Date of Conferral
Gregory P. Hickman
Issues such as the rapid growth of the immigrant youth population and delinquency among adolescents generate public safety concerns among the U.S. population. However, delinquency intervention strategies for immigrant youth in the United States remain scant, which is problematic because these youth face acculturative challenges that increase their risk for maladaptive outcomes. This quantitative, cross-sectional study addressed a research gap regarding the differential influence of risk factors in predicting delinquency across 3 generational statuses. The theoretical framework guiding the study consisted of acculturation theory, the immigrant paradox, and differential association theory. Two research questions were evaluated using a stratified random sample of 255 U.S. adolescents from the Second International Self-Reported Delinquency Study Dataset. The bivariate correlation analyses show that delinquency was significantly related to self-control, neighborhood disorganization, and delinquent peers for the total adolescent sample, and family bonding and school climate at the generational status level. The multiple regression analyses show that delinquency was best predicted by self-control for first-generation immigrants, by neighborhood disorganization, school climate, and delinquent peers for second-generation immigrants, and by self-control, family bonding, and delinquent peers for native-born youth. The results demonstrate that immigrant and native-born youth have unique adaptive and developmental processes that impact their delinquency.
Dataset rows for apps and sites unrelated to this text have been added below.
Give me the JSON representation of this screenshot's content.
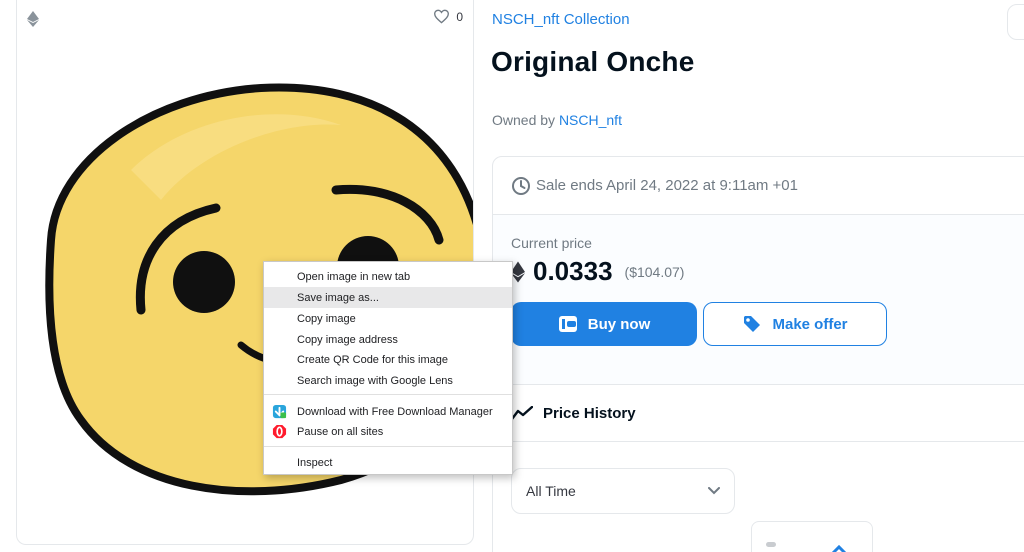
{
  "card": {
    "favorite_count": "0",
    "image_alt": "Onche smiley artwork"
  },
  "asset": {
    "collection": "NSCH_nft Collection",
    "title": "Original Onche",
    "owned_prefix": "Owned by",
    "owner": "NSCH_nft"
  },
  "sale": {
    "ends_text": "Sale ends April 24, 2022 at 9:11am +01",
    "current_price_label": "Current price",
    "price": "0.0333",
    "price_usd": "($104.07)",
    "buy_label": "Buy now",
    "offer_label": "Make offer"
  },
  "history": {
    "title": "Price History",
    "range_value": "All Time"
  },
  "context_menu": {
    "items": [
      {
        "label": "Open image in new tab"
      },
      {
        "label": "Save image as..."
      },
      {
        "label": "Copy image"
      },
      {
        "label": "Copy image address"
      },
      {
        "label": "Create QR Code for this image"
      },
      {
        "label": "Search image with Google Lens"
      },
      {
        "label": "Download with Free Download Manager",
        "icon": "fdm-icon"
      },
      {
        "label": "Pause on all sites",
        "icon": "opera-block-icon"
      },
      {
        "label": "Inspect"
      }
    ],
    "highlighted_index": 1
  },
  "colors": {
    "accent": "#2081e2",
    "text_primary": "#04111d",
    "text_secondary": "#707a83",
    "smiley_fill": "#f5d66a",
    "opera_red": "#ff1b2d"
  }
}
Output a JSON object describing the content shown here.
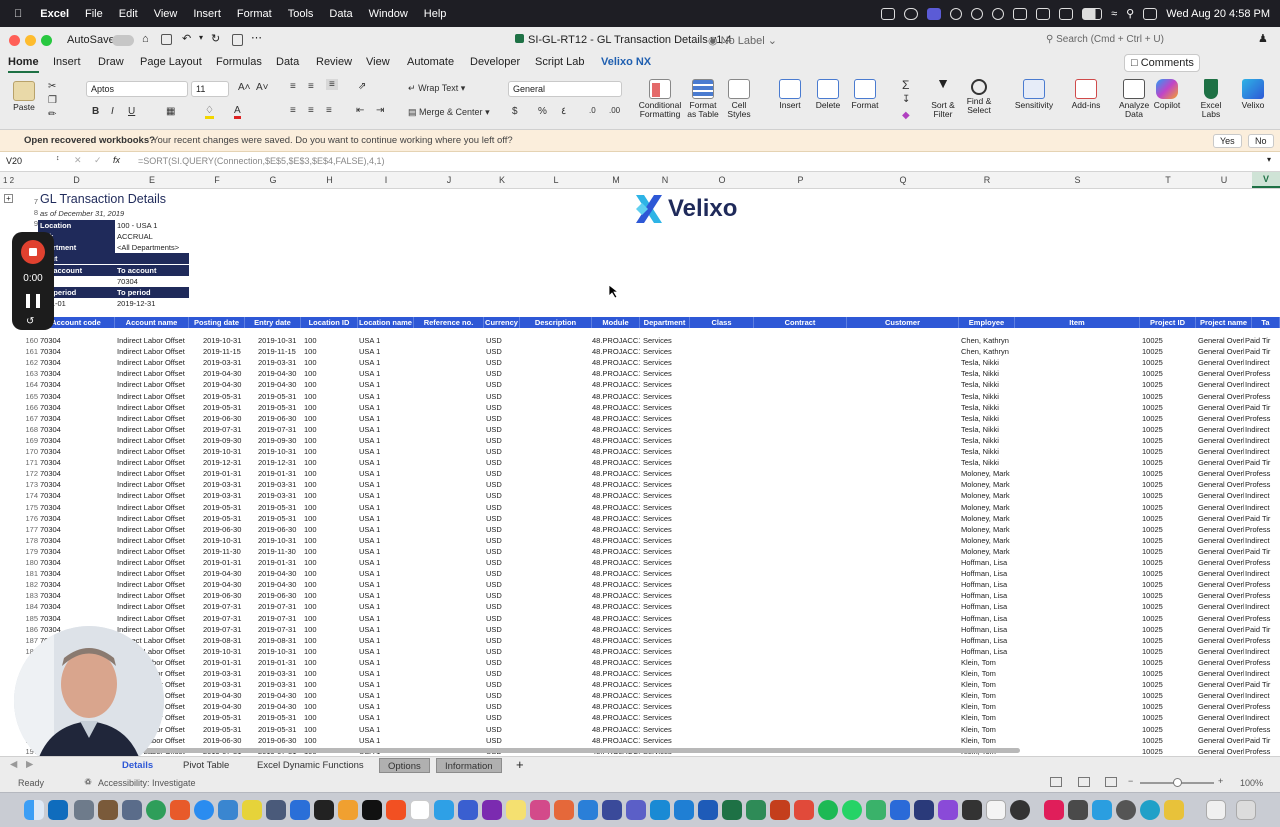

By increasing knowledge of delinquency risk factors, the study findings may help advocates address public safety concerns, enhance the cultural responsiveness of interventions, and, ultimately, improve youths' behavioral outcomes.